Prayer is an offering up of our desires unto God. The Psalmist exhorts in Psalm 62:8 to “pour out your heart before him.” (ESV) As both His creatures and His children, we are dependent upon Him for everything. So He invites us to offer us our desires unto both our Creator and Redeemer.
Yet we must be careful in that those desires are to be for things which are “only agreeable to His will.” It isn’t praying for anything our spirit wants. It is praying for things which conform to His Holy Word and submit to His will. Moses in Deuteronomy 29:29 specifically told us that “the secret things belong to the LORD our God, but the things that are revealed belong to us and to our children forever, that we may do all the words of this law.” (ESV)

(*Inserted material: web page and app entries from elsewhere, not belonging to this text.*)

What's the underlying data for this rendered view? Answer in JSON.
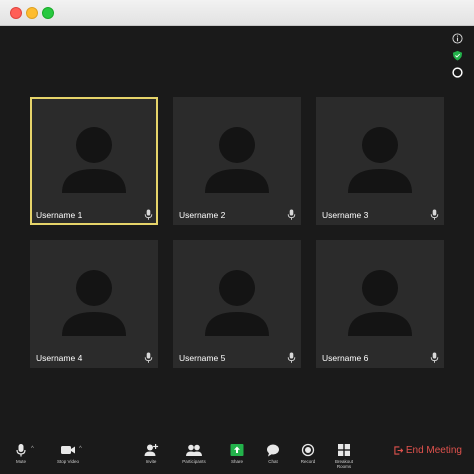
{
  "participants": [
    {
      "name": "Username 1",
      "active": true
    },
    {
      "name": "Username 2",
      "active": false
    },
    {
      "name": "Username 3",
      "active": false
    },
    {
      "name": "Username 4",
      "active": false
    },
    {
      "name": "Username  5",
      "active": false
    },
    {
      "name": "Username  6",
      "active": false
    }
  ],
  "toolbar": {
    "mute": "Mute",
    "stop_video": "Stop Video",
    "invite": "Invite",
    "participants": "Participants",
    "share": "Share",
    "chat": "Chat",
    "record": "Record",
    "breakout": "Breakout Rooms",
    "end_meeting": "End Meeting"
  },
  "colors": {
    "active_border": "#e6d46a",
    "share_green": "#23b24b",
    "end_red": "#e0524d",
    "tile_bg": "#2b2b2b"
  }
}
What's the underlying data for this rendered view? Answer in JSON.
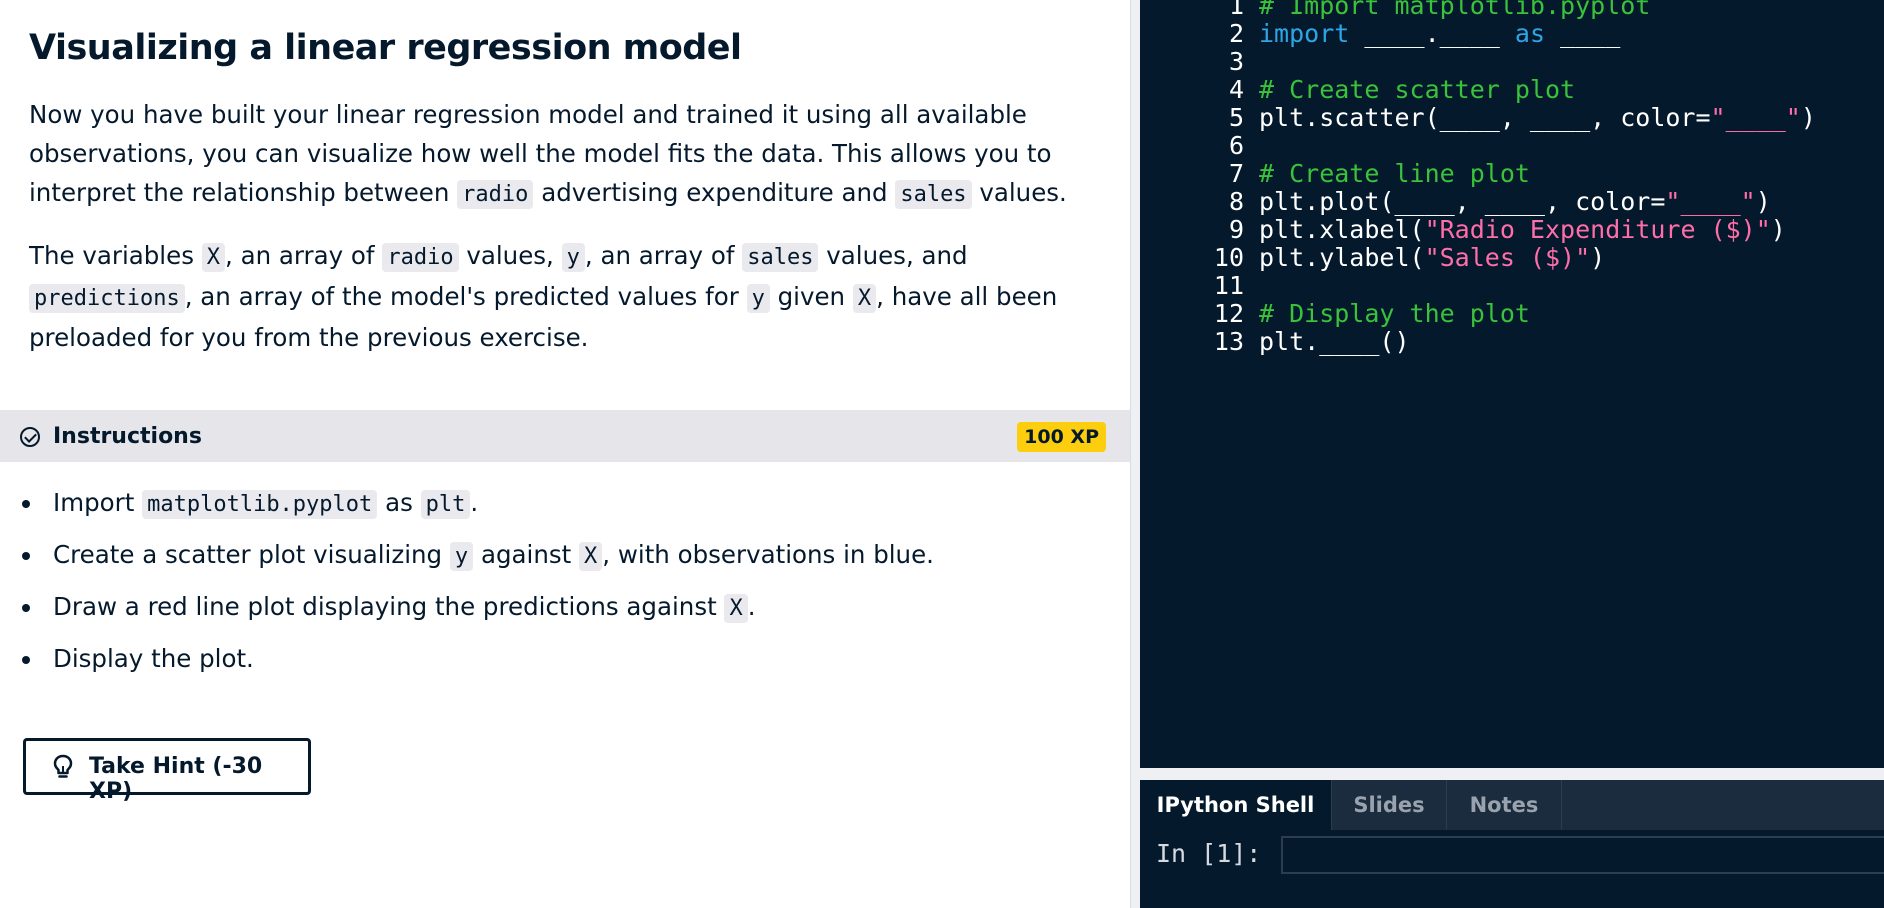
{
  "exercise": {
    "title": "Visualizing a linear regression model",
    "p1": [
      {
        "t": "Now you have built your linear regression model and trained it using all available observations, you can visualize how well the model fits the data. This allows you to interpret the relationship between "
      },
      {
        "c": "radio"
      },
      {
        "t": " advertising expenditure and "
      },
      {
        "c": "sales"
      },
      {
        "t": " values."
      }
    ],
    "p2": [
      {
        "t": "The variables "
      },
      {
        "c": "X"
      },
      {
        "t": ", an array of "
      },
      {
        "c": "radio"
      },
      {
        "t": " values, "
      },
      {
        "c": "y"
      },
      {
        "t": ", an array of "
      },
      {
        "c": "sales"
      },
      {
        "t": " values, and "
      },
      {
        "c": "predictions"
      },
      {
        "t": ", an array of the model's predicted values for "
      },
      {
        "c": "y"
      },
      {
        "t": " given "
      },
      {
        "c": "X"
      },
      {
        "t": ", have all been preloaded for you from the previous exercise."
      }
    ]
  },
  "instructions": {
    "label": "Instructions",
    "xp": "100 XP",
    "items": [
      [
        {
          "t": "Import "
        },
        {
          "c": "matplotlib.pyplot"
        },
        {
          "t": " as "
        },
        {
          "c": "plt"
        },
        {
          "t": "."
        }
      ],
      [
        {
          "t": "Create a scatter plot visualizing "
        },
        {
          "c": "y"
        },
        {
          "t": " against "
        },
        {
          "c": "X"
        },
        {
          "t": ", with observations in blue."
        }
      ],
      [
        {
          "t": "Draw a red line plot displaying the predictions against "
        },
        {
          "c": "X"
        },
        {
          "t": "."
        }
      ],
      [
        {
          "t": "Display the plot."
        }
      ]
    ],
    "hint_button": "Take Hint (-30 XP)"
  },
  "editor": {
    "lines": [
      [
        {
          "k": "comment",
          "t": "# Import matplotlib.pyplot"
        }
      ],
      [
        {
          "k": "kw",
          "t": "import"
        },
        {
          "k": "plain",
          "t": " ____.____ "
        },
        {
          "k": "kw",
          "t": "as"
        },
        {
          "k": "plain",
          "t": " ____"
        }
      ],
      [],
      [
        {
          "k": "comment",
          "t": "# Create scatter plot"
        }
      ],
      [
        {
          "k": "plain",
          "t": "plt.scatter(____, ____, color="
        },
        {
          "k": "str",
          "t": "\"____\""
        },
        {
          "k": "plain",
          "t": ")"
        }
      ],
      [],
      [
        {
          "k": "comment",
          "t": "# Create line plot"
        }
      ],
      [
        {
          "k": "plain",
          "t": "plt.plot(____, ____, color="
        },
        {
          "k": "str",
          "t": "\"____\""
        },
        {
          "k": "plain",
          "t": ")"
        }
      ],
      [
        {
          "k": "plain",
          "t": "plt.xlabel("
        },
        {
          "k": "str",
          "t": "\"Radio Expenditure ($)\""
        },
        {
          "k": "plain",
          "t": ")"
        }
      ],
      [
        {
          "k": "plain",
          "t": "plt.ylabel("
        },
        {
          "k": "str",
          "t": "\"Sales ($)\""
        },
        {
          "k": "plain",
          "t": ")"
        }
      ],
      [],
      [
        {
          "k": "comment",
          "t": "# Display the plot"
        }
      ],
      [
        {
          "k": "plain",
          "t": "plt.____()"
        }
      ]
    ]
  },
  "shell": {
    "tabs": [
      "IPython Shell",
      "Slides",
      "Notes"
    ],
    "active_tab": "IPython Shell",
    "prompt": "In [1]:"
  },
  "colors": {
    "editor_bg": "#05192d",
    "comment": "#3ac23a",
    "keyword": "#2ea5e6",
    "string": "#ff6ea9",
    "xp_badge": "#fcce0d"
  }
}
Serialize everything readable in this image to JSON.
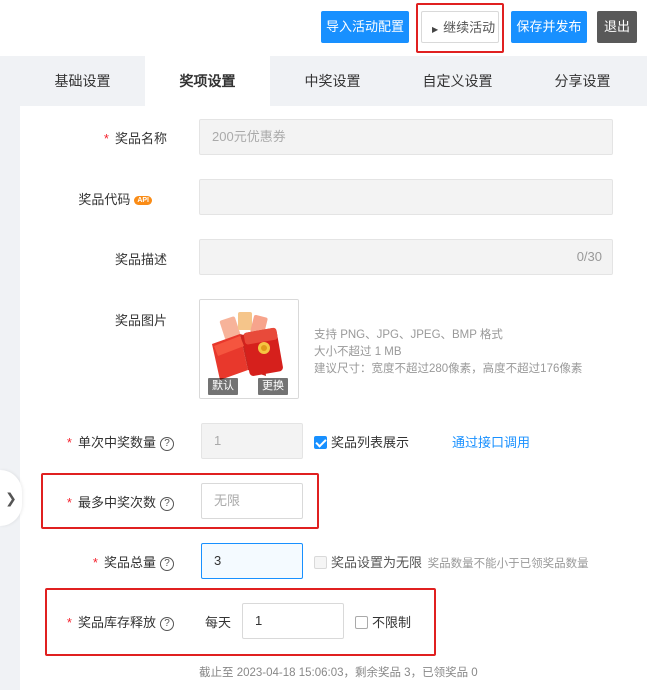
{
  "toolbar": {
    "import_label": "导入活动配置",
    "continue_label": "继续活动",
    "save_publish_label": "保存并发布",
    "exit_label": "退出"
  },
  "tabs": [
    "基础设置",
    "奖项设置",
    "中奖设置",
    "自定义设置",
    "分享设置"
  ],
  "active_tab": "奖项设置",
  "form": {
    "prize_name": {
      "label": "奖品名称",
      "value": "200元优惠券"
    },
    "prize_code": {
      "label": "奖品代码",
      "badge": "API",
      "value": ""
    },
    "prize_desc": {
      "label": "奖品描述",
      "value": "",
      "counter": "0/30"
    },
    "prize_image": {
      "label": "奖品图片",
      "default_label": "默认",
      "change_label": "更换",
      "hint_formats": "支持 PNG、JPG、JPEG、BMP 格式",
      "hint_size": "大小不超过 1 MB",
      "hint_dims": "建议尺寸：宽度不超过280像素，高度不超过176像素"
    },
    "per_win_count": {
      "label": "单次中奖数量",
      "value": "1",
      "show_in_list_label": "奖品列表展示",
      "api_link": "通过接口调用"
    },
    "max_wins": {
      "label": "最多中奖次数",
      "placeholder": "无限"
    },
    "total_prizes": {
      "label": "奖品总量",
      "value": "3",
      "unlimited_label": "奖品设置为无限",
      "unlimited_hint": "奖品数量不能小于已领奖品数量"
    },
    "stock_release": {
      "label": "奖品库存释放",
      "prefix": "每天",
      "value": "1",
      "no_limit_label": "不限制"
    },
    "status_line": "截止至 2023-04-18 15:06:03，剩余奖品 3，已领奖品 0"
  },
  "help_glyph": "?",
  "required_mark": "*",
  "side_handle_icon": "chevron-right-icon",
  "colors": {
    "primary": "#1890ff",
    "required": "#f5222d",
    "annotation": "#e02020",
    "exit": "#595959"
  }
}
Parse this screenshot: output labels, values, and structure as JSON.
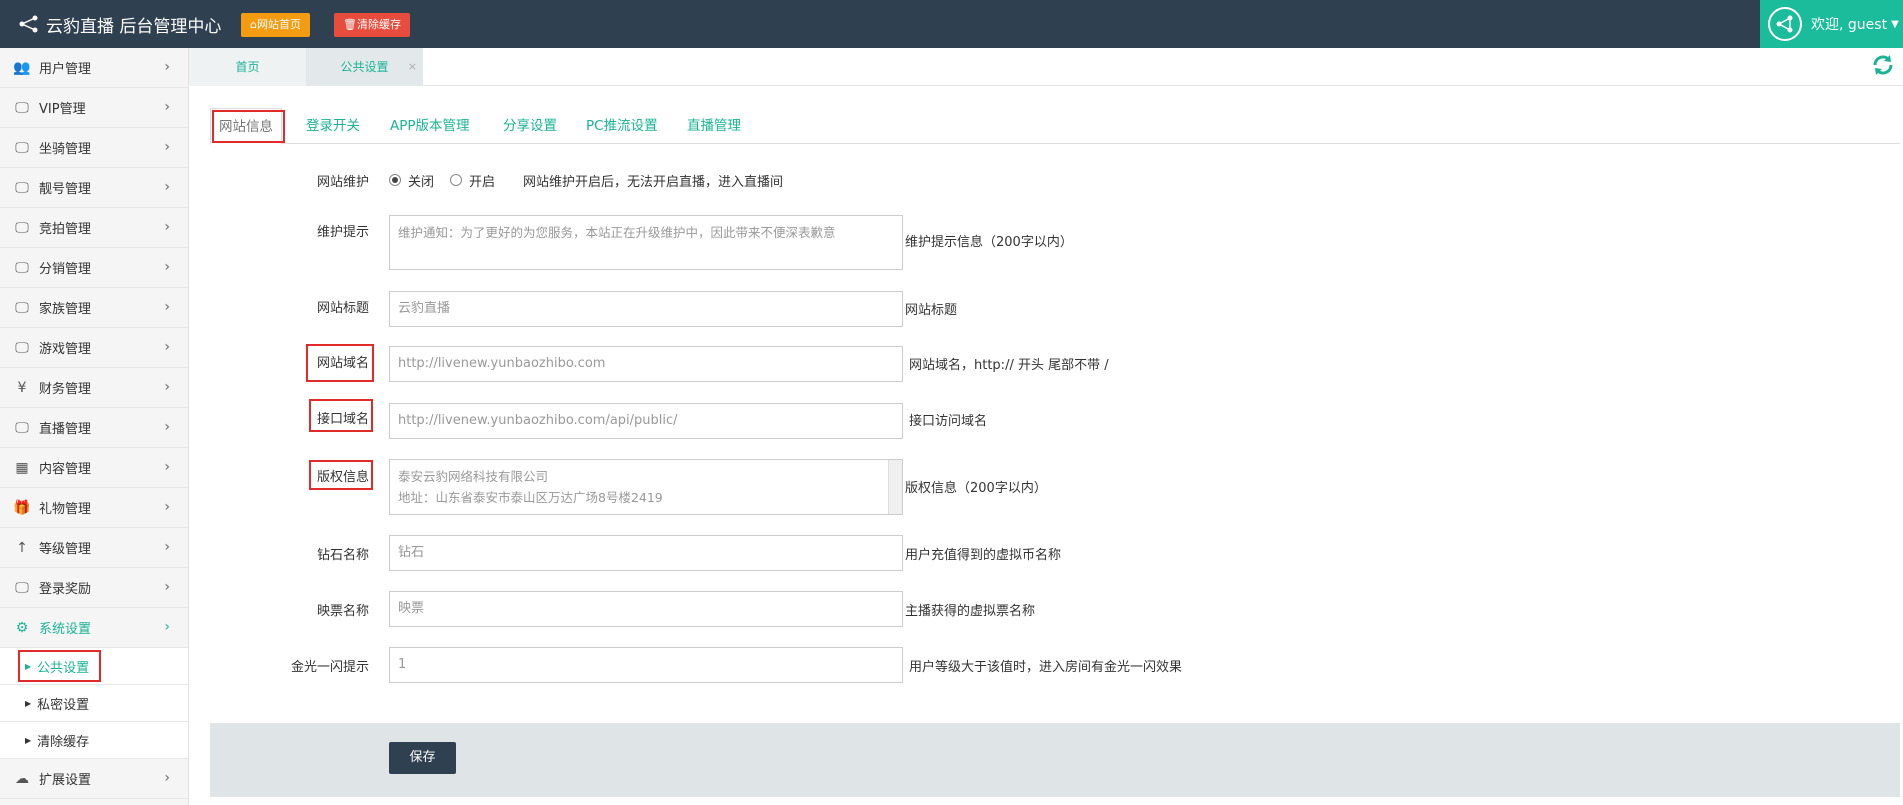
{
  "header": {
    "title": "云豹直播 后台管理中心",
    "home_button": "网站首页",
    "clear_cache_button": "清除缓存",
    "welcome": "欢迎, guest"
  },
  "sidebar": {
    "items": [
      {
        "label": "用户管理",
        "icon": "users-icon"
      },
      {
        "label": "VIP管理",
        "icon": "monitor-icon"
      },
      {
        "label": "坐骑管理",
        "icon": "monitor-icon"
      },
      {
        "label": "靓号管理",
        "icon": "monitor-icon"
      },
      {
        "label": "竞拍管理",
        "icon": "monitor-icon"
      },
      {
        "label": "分销管理",
        "icon": "monitor-icon"
      },
      {
        "label": "家族管理",
        "icon": "monitor-icon"
      },
      {
        "label": "游戏管理",
        "icon": "monitor-icon"
      },
      {
        "label": "财务管理",
        "icon": "yen-icon"
      },
      {
        "label": "直播管理",
        "icon": "monitor-icon"
      },
      {
        "label": "内容管理",
        "icon": "grid-icon"
      },
      {
        "label": "礼物管理",
        "icon": "gift-icon"
      },
      {
        "label": "等级管理",
        "icon": "arrow-up-icon"
      },
      {
        "label": "登录奖励",
        "icon": "monitor-icon"
      },
      {
        "label": "系统设置",
        "icon": "gears-icon"
      }
    ],
    "sub_items": [
      {
        "label": "公共设置"
      },
      {
        "label": "私密设置"
      },
      {
        "label": "清除缓存"
      }
    ],
    "last_item": {
      "label": "扩展设置",
      "icon": "cloud-icon"
    }
  },
  "tabs": {
    "home": "首页",
    "current": "公共设置",
    "close": "×"
  },
  "subtabs": [
    "网站信息",
    "登录开关",
    "APP版本管理",
    "分享设置",
    "PC推流设置",
    "直播管理"
  ],
  "form": {
    "maintenance": {
      "label": "网站维护",
      "off": "关闭",
      "on": "开启",
      "hint": "网站维护开启后，无法开启直播，进入直播间"
    },
    "maintenance_tip": {
      "label": "维护提示",
      "placeholder": "维护通知：为了更好的为您服务，本站正在升级维护中，因此带来不便深表歉意",
      "hint": "维护提示信息（200字以内）"
    },
    "site_title": {
      "label": "网站标题",
      "value": "云豹直播",
      "hint": "网站标题"
    },
    "site_domain": {
      "label": "网站域名",
      "value": "http://livenew.yunbaozhibo.com",
      "hint": "网站域名，http:// 开头 尾部不带 /"
    },
    "api_domain": {
      "label": "接口域名",
      "value": "http://livenew.yunbaozhibo.com/api/public/",
      "hint": "接口访问域名"
    },
    "copyright": {
      "label": "版权信息",
      "line1": "泰安云豹网络科技有限公司",
      "line2": "地址：山东省泰安市泰山区万达广场8号楼2419",
      "hint": "版权信息（200字以内）"
    },
    "diamond": {
      "label": "钻石名称",
      "value": "钻石",
      "hint": "用户充值得到的虚拟币名称"
    },
    "ticket": {
      "label": "映票名称",
      "value": "映票",
      "hint": "主播获得的虚拟票名称"
    },
    "flash": {
      "label": "金光一闪提示",
      "value": "1",
      "hint": "用户等级大于该值时，进入房间有金光一闪效果"
    }
  },
  "save_button": "保存",
  "colors": {
    "header": "#2f4050",
    "accent": "#1ab394",
    "highlight": "#e32a2a"
  }
}
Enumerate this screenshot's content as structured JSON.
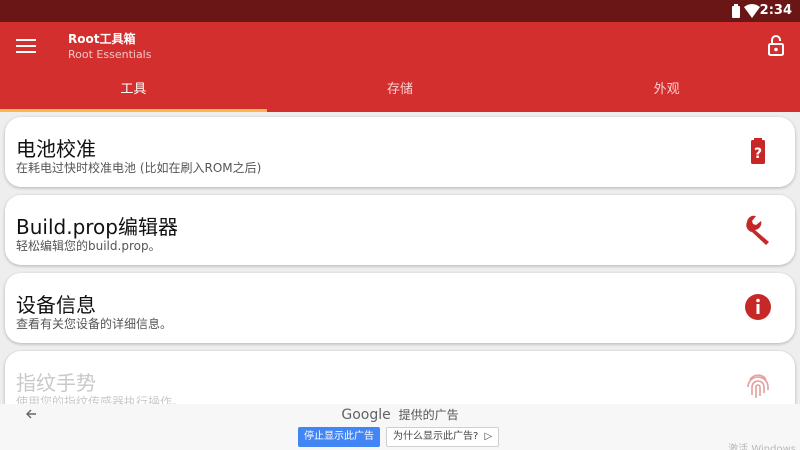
{
  "status_bar": {
    "time": "2:34",
    "icons": [
      "battery-icon",
      "wifi-icon"
    ]
  },
  "app_bar": {
    "title": "Root工具箱",
    "subtitle": "Root Essentials",
    "menu_icon": "hamburger-menu-icon",
    "lock_icon": "lock-open-icon"
  },
  "tabs": [
    {
      "label": "工具",
      "active": true
    },
    {
      "label": "存储",
      "active": false
    },
    {
      "label": "外观",
      "active": false
    }
  ],
  "cards": [
    {
      "title": "电池校准",
      "desc": "在耗电过快时校准电池 (比如在刷入ROM之后)",
      "icon": "battery-question-icon"
    },
    {
      "title": "Build.prop编辑器",
      "desc": "轻松编辑您的build.prop。",
      "icon": "wrench-icon"
    },
    {
      "title": "设备信息",
      "desc": "查看有关您设备的详细信息。",
      "icon": "info-icon"
    },
    {
      "title": "指纹手势",
      "desc": "使用您的指纹传感器执行操作。",
      "icon": "fingerprint-icon"
    }
  ],
  "ad": {
    "google": "Google",
    "label": "提供的广告",
    "stop_button": "停止显示此广告",
    "why_button": "为什么显示此广告?",
    "watermark": "激活 Windows"
  },
  "colors": {
    "primary": "#d32f2f",
    "status_bar": "#6b1616",
    "tab_indicator": "#ffb74d",
    "icon_red": "#c62828"
  }
}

Obviously, we need “the help of the Spirit” in these desires. Paul in Romans 8 tells us in verse 26, 27, that “we do not know what to pray for as we ought, but the Spirit himself intercedes for us with groanings too deep for words. And he who searches hearts know what is the mind of the Spirit, because the Spirit intercedes for the saints according to the will of God.” (ESV) There will be no effective prayer without the Spirit coming alongside of us to aid us in this privilege.
And yes, it must be in “the name of Christ.” This may be the bare mentioning of His name during and at the end of prayer. But primarily it speaks of drawing our strength from the intercessory work of Jesus Christ on our behalf. It was Jesus Himself who put Himself down as an advocate when in John 16:23, he said “Whatever you ask of the Father in my name, he will give it to you.”
Next, “confessing of our sins” must always be a part of our prayers. Why? Because as the Psalmist said again, “if I had cherished iniquity in my heart, the Lord would not have listened.” (Psalm 66:18 ESV) We must confess, or as the original says, “say the same things as” the Lord who convicts us of general and particular sins. Then, we can claim the promise of 1 John 1:9 that “he is faithful and just to forgive us our sins and to cleanse us from all unrighteousness.”
Last, thanksgiving or a “thankful acknowledgement of his mercies,” or offering our gratitude for all His answers to our prayers, is in order. “In everything give thanks,” Paul commands His people in 1 Thessalonians 5:17.
We haven’t placed down prayer on these devotionals, believing simply that this was a “given” anytime we sit down to reflect on His providence in days gone by as well as the present. But we need to be men and women of prayer, as we see the day of His coming approaching.
Words to live by: There are countless books on the subject of prayer. We could spent out entire spiritual life reading them. What is important however is that we simply learn by praying. We can be in the spirit of prayer. We can pray generally. We can pray specifically. We can pray with ourselves or with others. But above all, be men and women of prayer.
Through the Scriptures: Hebrews 1 – 4
Through the Standards: The importance of assemblies
“For the better government, and further edification of the Church, there ought to be such assemblies as are commonly called Synods or Councils; and it belongs to the overseers and other rulers of the particular churches, by virtue of their office, and the power which Christ has given them for edification and not for destruction, to appoint such assemblies; and to convene together in them, as often as they shall judge it expedience for the good of the church.”